The historical prototype
Cabin Scooter Messerschmitt KR-175 & KR-200 / KR-201

Fritz Fend & Willy Messerschmitt

Fritz Fend had been a development engineer in aircraft construction during the Second World War. After his first cabin roller design as a vehicle for war invalids had shown the limits for non-motorised vehicles, he recalled his collaboration with his former employer, Prof. Messerschmitt. Together they further developed Fritz Fend’s initial idea, adhering to the iron rules of aircraft construction: optimised power-to-weight ratio, reliable propulsion, robust undercarriage and at the same time low consumption of resources, i.e. of material, construction time, space and fuel. The KR-200 came onto the market at the beginning of 1955 as a further developed cabin scooter. The Plexiglas dome opening to the side was reminiscent of a fighter plane, and the front wheel arches also looked like the stubs of wings. The “all-round glazing” also gave the cabin scooter mocking names such as “Man in Aspic” or “Snow White’s Coffin”.

Despite all its nicknames, the 90 km/h historic model was much sought-after because it could keep up with much larger and more expensive models on the road. The 191cc two-stroke engine with around ten horsepower drew its power from just one cylinder. In the first version, the mixture in the piston was compressed in a ratio of 6.6 : 1. The compression ratio was later reduced to 6.1 : 1, which cost half a horsepower, but made the already stable Fichtel & Sachs engine even more robust and less sensitive to heat. Thanks to the ingenious design and its air cooling, the engine got much less hot than the people under the glass bonnet. In the summer, therefore, people sometimes drove with the bonnet folded to the side, although the version with the folding top instead of the fixed dome was of course much more elegant. The engine was accessible through a rear wheel cover that could be folded upwards, allowing easy maintenance work from all sides.

Apart from checking the roller chain tension, filters and spark plugs, there was little to do with the KR-175 & KR-200 / KR-201 – it was extremely robust and suitable for long distances.

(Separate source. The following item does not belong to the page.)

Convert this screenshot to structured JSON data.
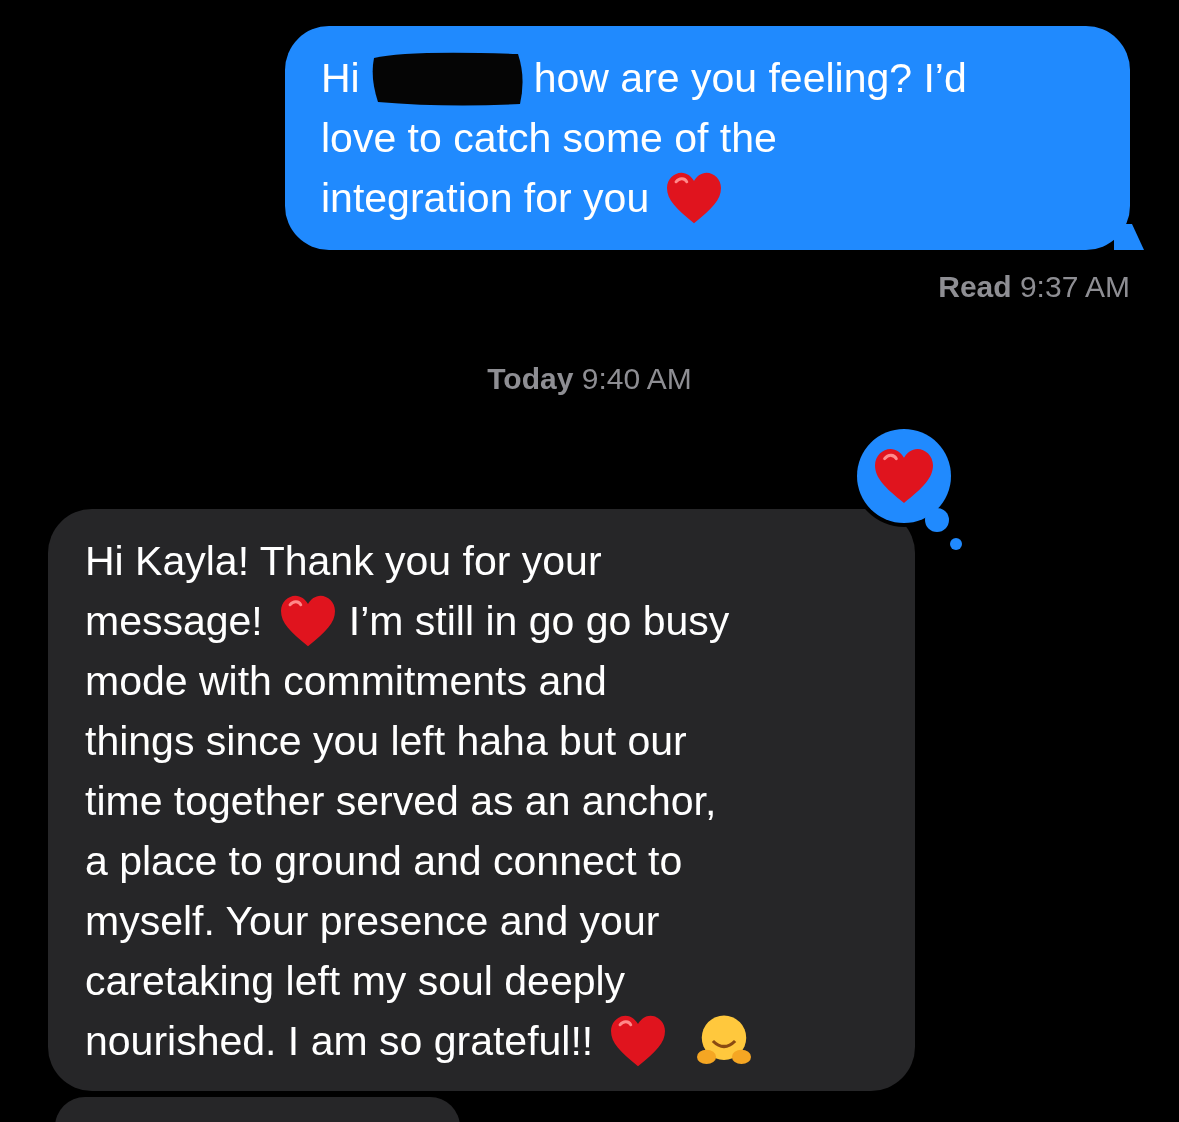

And since its entire engine weight rested on the rear axle, the Messerschmitt was easy to drive even in winter. Only the “jagged” steering could be the drivers’ undoing on slippery terrain. However, this also depended on the type and condition of the tyres. The radial tyres of the time in size 4.40-10 (with inner tube!) were amazingly similar to today’s wheelbarrow tyres. However, the low centre of gravity and the front and rear wheel suspension borrowed from aircraft construction made the Messerschmitt a motor vehicle with exceptionally good handling and at the same time a comfortable ride. The Messerschmitt’s sequential gearstick was also unique: the first gear was in the rear lever position. If you pushed the lever forward, you shifted up; if you pulled it back, you shifted down. The reverse gear was operated by running the two-stroke engine backwards. To do this, the engine had to be switched off and then restarted via a special key position. This made the crankshaft run backwards. However, it was also possible to shift through all the gears in this way, so that the Messerschmitt was theoretically just as fast in reverse as it was in forward!

Fahrzeug- und Maschinenbau Regensburg GmbH (FMR)

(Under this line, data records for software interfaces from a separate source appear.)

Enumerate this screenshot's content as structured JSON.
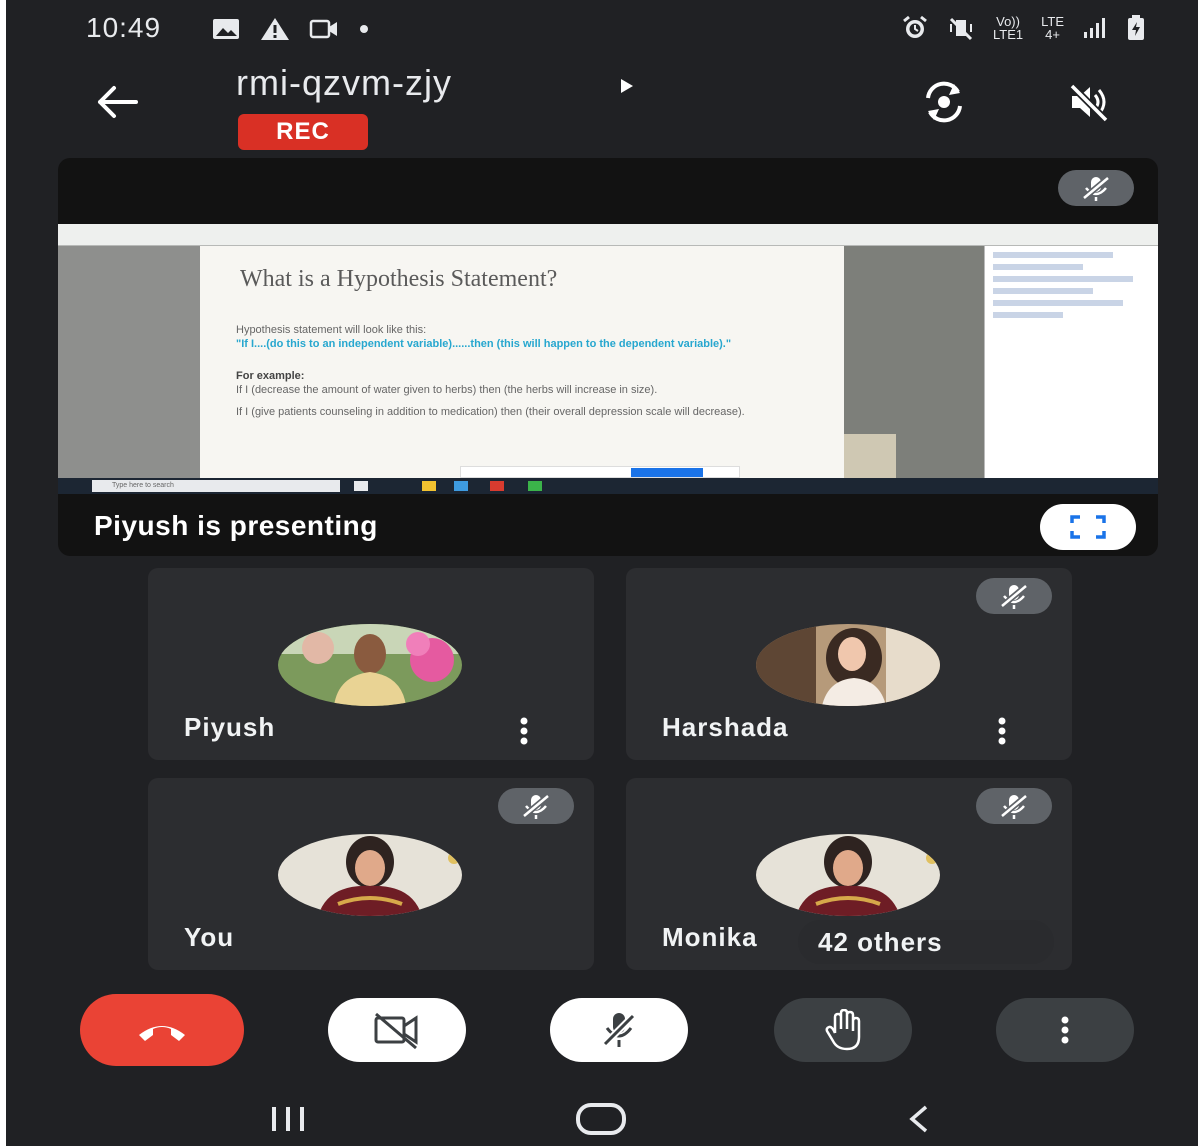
{
  "status_bar": {
    "time": "10:49",
    "net_top": "Vo))",
    "net_bottom": "LTE1",
    "lte_top": "LTE",
    "lte_bottom": "4+"
  },
  "header": {
    "meeting_code": "rmi-qzvm-zjy",
    "rec_label": "REC"
  },
  "presentation": {
    "slide_title": "What is a Hypothesis Statement?",
    "bullets": [
      "Hypothesis statement will look like this:",
      "\"If I....(do this to an independent variable)......then (this will happen to the dependent variable).\"",
      "For example:",
      "If I (decrease the amount of water given to herbs) then (the herbs will increase in size).",
      "If I (give patients counseling in addition to medication) then (their overall depression scale will decrease)."
    ],
    "taskbar_search_placeholder": "Type here to search",
    "presenting_label": "Piyush is presenting"
  },
  "participants": [
    {
      "name": "Piyush",
      "muted": false
    },
    {
      "name": "Harshada",
      "muted": true
    },
    {
      "name": "You",
      "muted": true
    },
    {
      "name": "Monika",
      "muted": true
    }
  ],
  "others_chip": "42 others",
  "controls": {
    "end_call_icon": "hang-up-icon",
    "camera_icon": "camera-off-icon",
    "mic_icon": "mic-off-icon",
    "hand_icon": "raise-hand-icon",
    "more_icon": "more-vert-icon"
  },
  "colors": {
    "background": "#202124",
    "tile": "#2c2d30",
    "end_call": "#ea4335",
    "rec": "#d93025",
    "link_blue": "#27a7cf"
  }
}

From 1957 until 1964, the KR 200 cabin scooter and its successors rolled off the production line at the newly founded Fahrzeug- und Maschinenbau Regensburg GmbH (FMR). In that year Fritz Fend withdrew from the operational business after gradually selling all his company shares to his business partner Valentin Knott.

Messerschmitt KR-200 (1959)

KR200 / KR201
MotorFichtel & Sachs Zweitaktmotor
Number of cylinders1
Bore / Stroke65 x 58 mm
Cylinder capacity191 cm3
Power10.2 hp (7.6 KW) at 5250 rpm
later 9.7 hp (7.2 KW) at 5000 rpm
Compression6,6 : 1 , later 6,3 : 1
Carburettor1 Bing slanted jet carburettor
CoolingBlower / Air
LubricationMix 1 : 25
Battery12 V 14 Ah next to motor
Power transmissionDrive via encapsulated roller chain to rear wheel
ClutchFour-disc oil bath clutch
GearboxFour-speed gearbox with electrically shifted reverse gear
ChassisIndependent wheel suspension
Steering systemAlmost direct Ackerman steering with lever transmission and motorcycle-like handlebars
Wheelbase2030 mm
Track widthfront 1080 mm, rear 1 wheel
DimensionsL: 2820 mm W: 1220 mm H: 1200 mm
Tyres4,00" x 8"
Unladen weight240 kg
Turning circle9 m
Gross vehicle weight420 kg
Maximum speedapprox. 90 km/h
Consumptionca. 4,5 l/100 km
Fuel tank12.5 litres above engine
Year of manufactureFebruary 1955 until January 1964